**Directions for this task:** Scan the data below and copy each line where "Inter" occurs.

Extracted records
'''

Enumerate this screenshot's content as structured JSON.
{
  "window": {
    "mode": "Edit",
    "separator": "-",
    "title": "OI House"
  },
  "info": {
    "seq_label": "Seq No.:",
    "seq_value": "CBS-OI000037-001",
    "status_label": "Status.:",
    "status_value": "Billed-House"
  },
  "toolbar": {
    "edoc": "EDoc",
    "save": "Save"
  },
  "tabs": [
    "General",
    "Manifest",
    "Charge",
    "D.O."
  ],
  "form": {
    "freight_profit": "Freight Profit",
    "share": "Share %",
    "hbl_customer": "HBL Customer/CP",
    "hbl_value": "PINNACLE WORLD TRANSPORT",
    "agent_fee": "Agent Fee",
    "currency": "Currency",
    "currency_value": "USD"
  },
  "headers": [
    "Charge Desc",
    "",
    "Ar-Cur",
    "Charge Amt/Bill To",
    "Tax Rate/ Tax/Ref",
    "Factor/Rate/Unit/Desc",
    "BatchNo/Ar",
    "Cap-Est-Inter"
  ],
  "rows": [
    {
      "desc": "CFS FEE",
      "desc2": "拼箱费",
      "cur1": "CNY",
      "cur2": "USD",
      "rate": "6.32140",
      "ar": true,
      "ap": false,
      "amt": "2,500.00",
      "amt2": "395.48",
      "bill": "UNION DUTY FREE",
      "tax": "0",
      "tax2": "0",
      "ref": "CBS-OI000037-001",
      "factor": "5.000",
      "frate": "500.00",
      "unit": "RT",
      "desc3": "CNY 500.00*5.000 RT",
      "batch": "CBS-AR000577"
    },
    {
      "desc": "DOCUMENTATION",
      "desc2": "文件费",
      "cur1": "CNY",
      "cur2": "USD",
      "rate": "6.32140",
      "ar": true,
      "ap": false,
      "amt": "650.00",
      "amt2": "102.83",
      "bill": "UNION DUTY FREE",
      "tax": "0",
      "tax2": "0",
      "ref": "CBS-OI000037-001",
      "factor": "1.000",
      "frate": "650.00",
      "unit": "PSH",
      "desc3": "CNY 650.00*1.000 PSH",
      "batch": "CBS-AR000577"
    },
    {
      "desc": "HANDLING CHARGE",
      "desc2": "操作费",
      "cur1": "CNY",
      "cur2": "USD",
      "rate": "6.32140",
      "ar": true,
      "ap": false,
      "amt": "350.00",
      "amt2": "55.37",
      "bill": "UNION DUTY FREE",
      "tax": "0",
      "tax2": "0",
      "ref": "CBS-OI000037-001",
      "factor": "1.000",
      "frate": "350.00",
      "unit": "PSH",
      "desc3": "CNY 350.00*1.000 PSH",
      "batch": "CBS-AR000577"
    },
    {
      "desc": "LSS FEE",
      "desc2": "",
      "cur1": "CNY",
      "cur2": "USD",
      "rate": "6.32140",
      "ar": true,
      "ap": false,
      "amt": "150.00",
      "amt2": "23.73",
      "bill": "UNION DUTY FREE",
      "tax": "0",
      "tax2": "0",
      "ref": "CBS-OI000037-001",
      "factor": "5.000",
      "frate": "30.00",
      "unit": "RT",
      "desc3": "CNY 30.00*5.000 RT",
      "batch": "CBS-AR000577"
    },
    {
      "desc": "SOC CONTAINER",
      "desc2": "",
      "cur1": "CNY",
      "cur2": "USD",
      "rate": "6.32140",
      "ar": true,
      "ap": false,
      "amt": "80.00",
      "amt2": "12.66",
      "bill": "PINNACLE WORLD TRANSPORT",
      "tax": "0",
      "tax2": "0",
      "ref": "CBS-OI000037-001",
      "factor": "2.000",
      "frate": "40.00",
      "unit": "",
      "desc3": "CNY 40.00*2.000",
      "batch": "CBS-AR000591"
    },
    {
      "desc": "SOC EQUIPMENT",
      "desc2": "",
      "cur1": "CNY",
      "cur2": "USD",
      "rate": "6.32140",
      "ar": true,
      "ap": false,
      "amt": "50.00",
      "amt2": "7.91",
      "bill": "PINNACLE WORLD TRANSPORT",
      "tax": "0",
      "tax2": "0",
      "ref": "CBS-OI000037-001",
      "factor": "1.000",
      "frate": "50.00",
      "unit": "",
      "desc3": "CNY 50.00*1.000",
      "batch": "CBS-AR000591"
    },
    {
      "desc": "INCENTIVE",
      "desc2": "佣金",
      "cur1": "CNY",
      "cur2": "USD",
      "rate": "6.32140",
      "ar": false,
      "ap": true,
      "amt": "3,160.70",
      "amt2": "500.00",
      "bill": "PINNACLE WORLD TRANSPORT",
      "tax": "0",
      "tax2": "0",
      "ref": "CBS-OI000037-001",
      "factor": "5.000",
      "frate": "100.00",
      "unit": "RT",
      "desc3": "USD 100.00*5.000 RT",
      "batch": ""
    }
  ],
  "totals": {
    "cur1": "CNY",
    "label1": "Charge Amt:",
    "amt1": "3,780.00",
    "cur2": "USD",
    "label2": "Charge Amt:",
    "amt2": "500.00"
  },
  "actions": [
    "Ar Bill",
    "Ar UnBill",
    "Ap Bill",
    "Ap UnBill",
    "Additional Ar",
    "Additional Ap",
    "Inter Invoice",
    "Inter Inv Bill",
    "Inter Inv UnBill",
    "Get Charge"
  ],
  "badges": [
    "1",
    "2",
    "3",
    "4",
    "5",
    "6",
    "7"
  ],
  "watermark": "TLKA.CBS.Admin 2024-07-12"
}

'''

**Response to the exercise:**
    "Cap-Est-Inter"
    "Inter Invoice",
    "Inter Inv Bill",
    "Inter Inv UnBill",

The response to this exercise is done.